The Earth Is Spinning Faster Than Ever And Scientists Aren’t Exactly Sure Why

Science says Earth is spinning faster than any time ever recorded and recorded the shortest day in history.


Does time feel like it flies by? Well, the shortest day ever was recently recorded. Science says that the Earth is spinning faster than ever. However, scientists aren’t exactly sure why – which is not really comforting.

A day on Earth lasts typically 24 hours since it takes the planet 8,640,000 milliseconds to complete a full rotation, according to

Utilizing highly precise atomic clocks, scientists at the National Physical Laboratory in England recorded the shortest day ever on June 29 – the planet made a full rotation in 1.59 milliseconds less than the average 24-hour day.

Earth’s rotation often fluctuates fractions of a millisecond from day to day, but it never registered this significant of a difference.

The Earth had been spinning more slowly and taking longer to complete a full rotation with every passing century.

However, the Earth has completed rotations quicker in recent years. The shorter days mean that the Earth is spinning faster.

The website Time and Date reported in December 2020 that the Earth experienced its 28 shortest days since accurate atomic clocks first started being used in the 1960s. On July 19, the Earth finished a rotation in 1.4602 milliseconds less than 24 hours.

On July 26, 2022, the Earth recorded its second-fastest rotation in 1.50 milliseconds shorter than 24 hours.

Why is Earth spinning faster? Scientists aren’t entirely sure as to why, but have some possible explanations as to why days are getting shorter.

Meta engineers Oleg Obleukhov and Ahmad Byagowi believe Earth could be spinning faster because of the constant melting and refreezing of ice caps on the world’s tallest mountains.

“It is all about the law of conservation of momentum that applies to our planet Earth. Every atom on the planet contributes to the momentum of the earth’s angular velocity based on the distance to the rotation axis of the earth,” Obleukhov and Byagowi told CBS News. “So, once things move around, the angular velocity of the earth can vary.”

“This phenomenon can be simply visualized by thinking about a spinning figure skater, who manages angular velocity by controlling their arms and hands,” the researchers added. “As they spread their arms the angular velocity decreases, preserving the skater’s momentum.

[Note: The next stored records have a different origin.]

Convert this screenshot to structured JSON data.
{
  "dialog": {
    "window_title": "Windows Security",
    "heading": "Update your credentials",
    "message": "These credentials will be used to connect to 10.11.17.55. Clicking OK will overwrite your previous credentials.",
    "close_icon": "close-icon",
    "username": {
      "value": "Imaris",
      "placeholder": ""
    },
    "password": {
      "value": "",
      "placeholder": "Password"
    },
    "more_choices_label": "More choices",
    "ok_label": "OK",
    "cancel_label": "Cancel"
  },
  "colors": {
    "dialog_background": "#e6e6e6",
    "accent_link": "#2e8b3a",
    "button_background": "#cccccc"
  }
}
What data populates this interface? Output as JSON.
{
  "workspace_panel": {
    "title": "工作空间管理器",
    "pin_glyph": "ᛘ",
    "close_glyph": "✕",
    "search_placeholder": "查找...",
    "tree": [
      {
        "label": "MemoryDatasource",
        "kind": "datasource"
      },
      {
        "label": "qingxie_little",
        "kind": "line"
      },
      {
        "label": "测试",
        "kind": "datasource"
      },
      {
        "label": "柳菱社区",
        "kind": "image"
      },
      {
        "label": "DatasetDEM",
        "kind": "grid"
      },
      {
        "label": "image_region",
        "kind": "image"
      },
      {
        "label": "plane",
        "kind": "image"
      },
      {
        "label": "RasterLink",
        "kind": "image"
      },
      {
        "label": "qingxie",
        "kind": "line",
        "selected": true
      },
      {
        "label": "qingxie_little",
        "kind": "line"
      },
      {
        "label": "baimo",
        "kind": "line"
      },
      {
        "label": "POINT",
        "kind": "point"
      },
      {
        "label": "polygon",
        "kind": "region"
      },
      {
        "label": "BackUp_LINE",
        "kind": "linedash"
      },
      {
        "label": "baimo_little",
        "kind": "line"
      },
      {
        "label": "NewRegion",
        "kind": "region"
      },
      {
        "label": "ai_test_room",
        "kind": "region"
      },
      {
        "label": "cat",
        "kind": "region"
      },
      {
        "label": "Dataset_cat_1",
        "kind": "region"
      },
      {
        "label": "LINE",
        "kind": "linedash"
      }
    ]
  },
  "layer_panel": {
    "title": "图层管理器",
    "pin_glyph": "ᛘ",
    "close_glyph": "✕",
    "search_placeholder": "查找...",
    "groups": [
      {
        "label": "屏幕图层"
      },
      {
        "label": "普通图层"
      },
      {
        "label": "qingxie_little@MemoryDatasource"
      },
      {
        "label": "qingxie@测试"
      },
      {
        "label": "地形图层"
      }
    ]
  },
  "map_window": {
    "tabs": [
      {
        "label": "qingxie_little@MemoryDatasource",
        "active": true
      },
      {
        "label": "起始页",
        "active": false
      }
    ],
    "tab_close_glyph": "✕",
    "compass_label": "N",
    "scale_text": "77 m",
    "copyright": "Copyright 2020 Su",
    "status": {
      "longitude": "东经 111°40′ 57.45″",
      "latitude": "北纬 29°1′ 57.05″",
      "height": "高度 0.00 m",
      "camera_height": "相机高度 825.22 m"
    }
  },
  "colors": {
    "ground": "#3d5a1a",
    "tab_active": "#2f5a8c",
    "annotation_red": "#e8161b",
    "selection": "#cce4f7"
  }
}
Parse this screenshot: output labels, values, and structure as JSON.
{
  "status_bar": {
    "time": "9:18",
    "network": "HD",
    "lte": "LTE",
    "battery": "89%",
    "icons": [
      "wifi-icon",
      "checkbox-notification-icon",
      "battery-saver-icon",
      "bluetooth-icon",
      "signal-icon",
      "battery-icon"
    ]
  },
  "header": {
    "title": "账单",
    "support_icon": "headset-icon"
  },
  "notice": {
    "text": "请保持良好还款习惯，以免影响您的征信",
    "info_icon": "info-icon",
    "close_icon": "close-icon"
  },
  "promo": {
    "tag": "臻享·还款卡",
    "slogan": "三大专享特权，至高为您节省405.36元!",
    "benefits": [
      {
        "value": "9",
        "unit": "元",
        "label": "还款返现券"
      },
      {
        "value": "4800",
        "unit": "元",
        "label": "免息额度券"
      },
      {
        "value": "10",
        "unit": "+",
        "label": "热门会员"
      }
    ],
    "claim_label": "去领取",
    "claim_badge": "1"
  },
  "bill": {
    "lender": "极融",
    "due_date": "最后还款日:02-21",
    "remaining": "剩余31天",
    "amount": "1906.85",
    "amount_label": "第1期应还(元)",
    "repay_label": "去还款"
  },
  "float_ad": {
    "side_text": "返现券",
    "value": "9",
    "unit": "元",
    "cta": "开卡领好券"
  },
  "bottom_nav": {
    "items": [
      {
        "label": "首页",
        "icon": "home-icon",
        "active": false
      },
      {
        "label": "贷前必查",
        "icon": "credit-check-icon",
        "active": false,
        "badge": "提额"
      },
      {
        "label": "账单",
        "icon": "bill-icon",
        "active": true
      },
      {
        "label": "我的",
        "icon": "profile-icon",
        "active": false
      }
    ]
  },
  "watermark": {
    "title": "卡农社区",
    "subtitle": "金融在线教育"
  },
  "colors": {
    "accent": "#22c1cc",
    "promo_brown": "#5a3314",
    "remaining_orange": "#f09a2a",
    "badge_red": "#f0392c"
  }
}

As soon as the skater tucks their arms back in, the angular velocity increases. Same happens here at this moment because of rising temperatures on Earth. Ice caps melt and lead to angular velocity increase.”

Scientist Leonid Zotov – who works at works for Lomonosov Moscow State University – believes that the shorter days could be caused by Earth’s tides.

Australian astronomer Fred Watson told ABC, “When you start looking at the real nitty gritty, you realize that Earth is not just a solid ball that is spinning. It’s got liquid on the inside, it’s got liquid on the outside, and it’s got an atmosphere and all of these things slosh around a bit.”

Another potential explanation is the “Chandler wobble” observation by American astronomer Seth Carlo Chandler. noted, “The Chandler wobble is a small variation in the rotation of the Earth on its axis. It has been known for some time that the phase of the Chandler Wobble jumped by 180 degrees in the 1920s, but a new study by scientists at the Russian Academy of Sciences has found that the same thing also happened in 1850 and 2005. But no one knows why.”

Zotov said, “The normal amplitude of the Chandler wobble is about three to four meters at Earth’s surface, but from 2017 to 2020 it disappeared.”

Earth Now explains, “The wobble is minuscule. It’s just 20 feet in deviation at the North Pole. It’s also periodic. This means it takes 433 days to fully complete a deviated wobble.”

The Guardian reported, “According to NASA, stronger winds in El Niño years can slow down the planet’s spin, extending the day by a fraction of a millisecond. Earthquakes, on the other hand, can have the opposite effect. The 2004 earthquake that unleashed a tsunami in the Indian Ocean shifted enough rock to shorten the length of the day by nearly three microseconds.”

Scientists have attempted to deal with the planet spinning slower and faster by adding 27 leap seconds since atomic clocks were used to determine the speed of the Earth’s rotation – the last occurred in 2016.

Just one more potential catastrophe for you to be saddled with as you are still attempting to process the past three catastrophes.